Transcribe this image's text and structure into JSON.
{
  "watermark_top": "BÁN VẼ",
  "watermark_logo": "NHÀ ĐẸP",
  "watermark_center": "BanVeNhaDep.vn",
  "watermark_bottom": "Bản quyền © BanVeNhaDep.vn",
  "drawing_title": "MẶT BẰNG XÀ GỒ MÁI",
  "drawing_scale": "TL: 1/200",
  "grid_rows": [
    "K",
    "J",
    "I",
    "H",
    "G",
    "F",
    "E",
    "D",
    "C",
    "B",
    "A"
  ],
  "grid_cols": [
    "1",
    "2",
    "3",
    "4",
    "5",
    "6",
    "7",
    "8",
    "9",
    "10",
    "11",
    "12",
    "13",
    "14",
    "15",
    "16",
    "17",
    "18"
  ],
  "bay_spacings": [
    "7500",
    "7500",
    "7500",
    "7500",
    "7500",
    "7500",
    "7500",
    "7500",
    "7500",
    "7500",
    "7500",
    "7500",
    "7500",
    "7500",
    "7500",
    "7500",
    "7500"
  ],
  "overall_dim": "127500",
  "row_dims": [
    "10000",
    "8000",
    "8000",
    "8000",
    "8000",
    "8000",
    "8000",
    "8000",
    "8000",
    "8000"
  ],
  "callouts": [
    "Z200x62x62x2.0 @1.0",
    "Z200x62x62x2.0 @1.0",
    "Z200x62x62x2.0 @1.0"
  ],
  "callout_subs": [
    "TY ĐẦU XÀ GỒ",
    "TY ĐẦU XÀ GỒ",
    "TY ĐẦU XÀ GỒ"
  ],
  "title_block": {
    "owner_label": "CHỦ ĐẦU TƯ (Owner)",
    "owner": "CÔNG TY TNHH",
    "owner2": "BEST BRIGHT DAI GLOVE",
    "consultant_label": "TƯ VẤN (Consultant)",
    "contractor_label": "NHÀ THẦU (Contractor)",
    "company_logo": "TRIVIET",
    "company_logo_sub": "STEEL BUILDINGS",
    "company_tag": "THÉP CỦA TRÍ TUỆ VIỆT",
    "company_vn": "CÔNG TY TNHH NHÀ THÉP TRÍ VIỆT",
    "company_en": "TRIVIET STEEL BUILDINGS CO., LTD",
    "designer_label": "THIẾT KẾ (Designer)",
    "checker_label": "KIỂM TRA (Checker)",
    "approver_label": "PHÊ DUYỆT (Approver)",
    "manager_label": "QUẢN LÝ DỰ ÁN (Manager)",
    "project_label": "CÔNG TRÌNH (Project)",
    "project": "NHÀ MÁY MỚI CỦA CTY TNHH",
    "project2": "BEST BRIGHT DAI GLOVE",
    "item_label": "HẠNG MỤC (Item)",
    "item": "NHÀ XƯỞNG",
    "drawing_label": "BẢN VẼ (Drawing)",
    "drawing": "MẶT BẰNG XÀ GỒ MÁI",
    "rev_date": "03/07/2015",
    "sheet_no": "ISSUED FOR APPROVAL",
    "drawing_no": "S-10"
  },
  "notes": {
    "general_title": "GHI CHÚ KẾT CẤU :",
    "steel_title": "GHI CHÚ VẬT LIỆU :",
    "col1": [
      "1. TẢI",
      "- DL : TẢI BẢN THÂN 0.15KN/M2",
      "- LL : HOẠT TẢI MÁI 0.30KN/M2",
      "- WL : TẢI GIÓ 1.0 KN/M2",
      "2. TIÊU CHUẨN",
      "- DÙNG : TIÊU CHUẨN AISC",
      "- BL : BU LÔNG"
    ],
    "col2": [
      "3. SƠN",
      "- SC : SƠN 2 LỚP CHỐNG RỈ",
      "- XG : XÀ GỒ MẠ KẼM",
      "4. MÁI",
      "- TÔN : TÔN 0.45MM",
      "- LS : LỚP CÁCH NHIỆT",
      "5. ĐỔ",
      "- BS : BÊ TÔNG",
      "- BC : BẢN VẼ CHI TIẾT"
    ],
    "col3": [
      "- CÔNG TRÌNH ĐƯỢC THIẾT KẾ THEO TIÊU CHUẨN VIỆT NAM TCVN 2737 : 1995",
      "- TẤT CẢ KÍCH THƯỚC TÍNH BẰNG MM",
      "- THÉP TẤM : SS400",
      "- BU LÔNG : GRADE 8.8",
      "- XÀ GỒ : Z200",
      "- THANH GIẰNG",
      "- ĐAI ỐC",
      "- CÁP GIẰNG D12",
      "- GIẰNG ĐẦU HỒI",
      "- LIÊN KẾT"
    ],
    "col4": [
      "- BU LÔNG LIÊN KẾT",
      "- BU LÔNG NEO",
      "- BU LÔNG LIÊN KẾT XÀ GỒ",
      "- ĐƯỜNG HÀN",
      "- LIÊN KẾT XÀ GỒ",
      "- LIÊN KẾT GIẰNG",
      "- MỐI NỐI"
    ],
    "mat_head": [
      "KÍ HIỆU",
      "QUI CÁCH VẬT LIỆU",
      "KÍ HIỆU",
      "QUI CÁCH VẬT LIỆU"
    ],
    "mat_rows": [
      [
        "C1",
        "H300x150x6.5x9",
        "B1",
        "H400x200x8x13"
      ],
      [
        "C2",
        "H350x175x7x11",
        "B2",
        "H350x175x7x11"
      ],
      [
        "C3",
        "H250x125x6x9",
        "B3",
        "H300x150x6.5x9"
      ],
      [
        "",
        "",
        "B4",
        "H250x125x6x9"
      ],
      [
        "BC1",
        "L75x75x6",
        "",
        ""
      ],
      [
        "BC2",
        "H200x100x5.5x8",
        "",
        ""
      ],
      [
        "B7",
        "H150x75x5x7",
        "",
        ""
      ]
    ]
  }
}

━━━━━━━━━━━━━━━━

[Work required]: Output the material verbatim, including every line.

[The answer]:
Transcribe this image's text and structure into JSON.
{
  "watermark_top": "BÁN VẼ",
  "watermark_logo": "NHÀ ĐẸP",
  "watermark_center": "BanVeNhaDep.vn",
  "watermark_bottom": "Bản quyền © BanVeNhaDep.vn",
  "drawing_title": "MẶT BẰNG XÀ GỒ MÁI",
  "drawing_scale": "TL: 1/200",
  "grid_rows": [
    "K",
    "J",
    "I",
    "H",
    "G",
    "F",
    "E",
    "D",
    "C",
    "B",
    "A"
  ],
  "grid_cols": [
    "1",
    "2",
    "3",
    "4",
    "5",
    "6",
    "7",
    "8",
    "9",
    "10",
    "11",
    "12",
    "13",
    "14",
    "15",
    "16",
    "17",
    "18"
  ],
  "bay_spacings": [
    "7500",
    "7500",
    "7500",
    "7500",
    "7500",
    "7500",
    "7500",
    "7500",
    "7500",
    "7500",
    "7500",
    "7500",
    "7500",
    "7500",
    "7500",
    "7500",
    "7500"
  ],
  "overall_dim": "127500",
  "row_dims": [
    "10000",
    "8000",
    "8000",
    "8000",
    "8000",
    "8000",
    "8000",
    "8000",
    "8000",
    "8000"
  ],
  "callouts": [
    "Z200x62x62x2.0 @1.0",
    "Z200x62x62x2.0 @1.0",
    "Z200x62x62x2.0 @1.0"
  ],
  "callout_subs": [
    "TY ĐẦU XÀ GỒ",
    "TY ĐẦU XÀ GỒ",
    "TY ĐẦU XÀ GỒ"
  ],
  "title_block": {
    "owner_label": "CHỦ ĐẦU TƯ (Owner)",
    "owner": "CÔNG TY TNHH",
    "owner2": "BEST BRIGHT DAI GLOVE",
    "consultant_label": "TƯ VẤN (Consultant)",
    "contractor_label": "NHÀ THẦU (Contractor)",
    "company_logo": "TRIVIET",
    "company_logo_sub": "STEEL BUILDINGS",
    "company_tag": "THÉP CỦA TRÍ TUỆ VIỆT",
    "company_vn": "CÔNG TY TNHH NHÀ THÉP TRÍ VIỆT",
    "company_en": "TRIVIET STEEL BUILDINGS CO., LTD",
    "designer_label": "THIẾT KẾ (Designer)",
    "checker_label": "KIỂM TRA (Checker)",
    "approver_label": "PHÊ DUYỆT (Approver)",
    "manager_label": "QUẢN LÝ DỰ ÁN (Manager)",
    "project_label": "CÔNG TRÌNH (Project)",
    "project": "NHÀ MÁY MỚI CỦA CTY TNHH",
    "project2": "BEST BRIGHT DAI GLOVE",
    "item_label": "HẠNG MỤC (Item)",
    "item": "NHÀ XƯỞNG",
    "drawing_label": "BẢN VẼ (Drawing)",
    "drawing": "MẶT BẰNG XÀ GỒ MÁI",
    "rev_date": "03/07/2015",
    "sheet_no": "ISSUED FOR APPROVAL",
    "drawing_no": "S-10"
  },
  "notes": {
    "general_title": "GHI CHÚ KẾT CẤU :",
    "steel_title": "GHI CHÚ VẬT LIỆU :",
    "col1": [
      "1. TẢI",
      "- DL : TẢI BẢN THÂN 0.15KN/M2",
      "- LL : HOẠT TẢI MÁI 0.30KN/M2",
      "- WL : TẢI GIÓ 1.0 KN/M2",
      "2. TIÊU CHUẨN",
      "- DÙNG : TIÊU CHUẨN AISC",
      "- BL : BU LÔNG"
    ],
    "col2": [
      "3. SƠN",
      "- SC : SƠN 2 LỚP CHỐNG RỈ",
      "- XG : XÀ GỒ MẠ KẼM",
      "4. MÁI",
      "- TÔN : TÔN 0.45MM",
      "- LS : LỚP CÁCH NHIỆT",
      "5. ĐỔ",
      "- BS : BÊ TÔNG",
      "- BC : BẢN VẼ CHI TIẾT"
    ],
    "col3": [
      "- CÔNG TRÌNH ĐƯỢC THIẾT KẾ THEO TIÊU CHUẨN VIỆT NAM TCVN 2737 : 1995",
      "- TẤT CẢ KÍCH THƯỚC TÍNH BẰNG MM",
      "- THÉP TẤM : SS400",
      "- BU LÔNG : GRADE 8.8",
      "- XÀ GỒ : Z200",
      "- THANH GIẰNG",
      "- ĐAI ỐC",
      "- CÁP GIẰNG D12",
      "- GIẰNG ĐẦU HỒI",
      "- LIÊN KẾT"
    ],
    "col4": [
      "- BU LÔNG LIÊN KẾT",
      "- BU LÔNG NEO",
      "- BU LÔNG LIÊN KẾT XÀ GỒ",
      "- ĐƯỜNG HÀN",
      "- LIÊN KẾT XÀ GỒ",
      "- LIÊN KẾT GIẰNG",
      "- MỐI NỐI"
    ],
    "mat_head": [
      "KÍ HIỆU",
      "QUI CÁCH VẬT LIỆU",
      "KÍ HIỆU",
      "QUI CÁCH VẬT LIỆU"
    ],
    "mat_rows": [
      [
        "C1",
        "H300x150x6.5x9",
        "B1",
        "H400x200x8x13"
      ],
      [
        "C2",
        "H350x175x7x11",
        "B2",
        "H350x175x7x11"
      ],
      [
        "C3",
        "H250x125x6x9",
        "B3",
        "H300x150x6.5x9"
      ],
      [
        "",
        "",
        "B4",
        "H250x125x6x9"
      ],
      [
        "BC1",
        "L75x75x6",
        "",
        ""
      ],
      [
        "BC2",
        "H200x100x5.5x8",
        "",
        ""
      ],
      [
        "B7",
        "H150x75x5x7",
        "",
        ""
      ]
    ]
  }
}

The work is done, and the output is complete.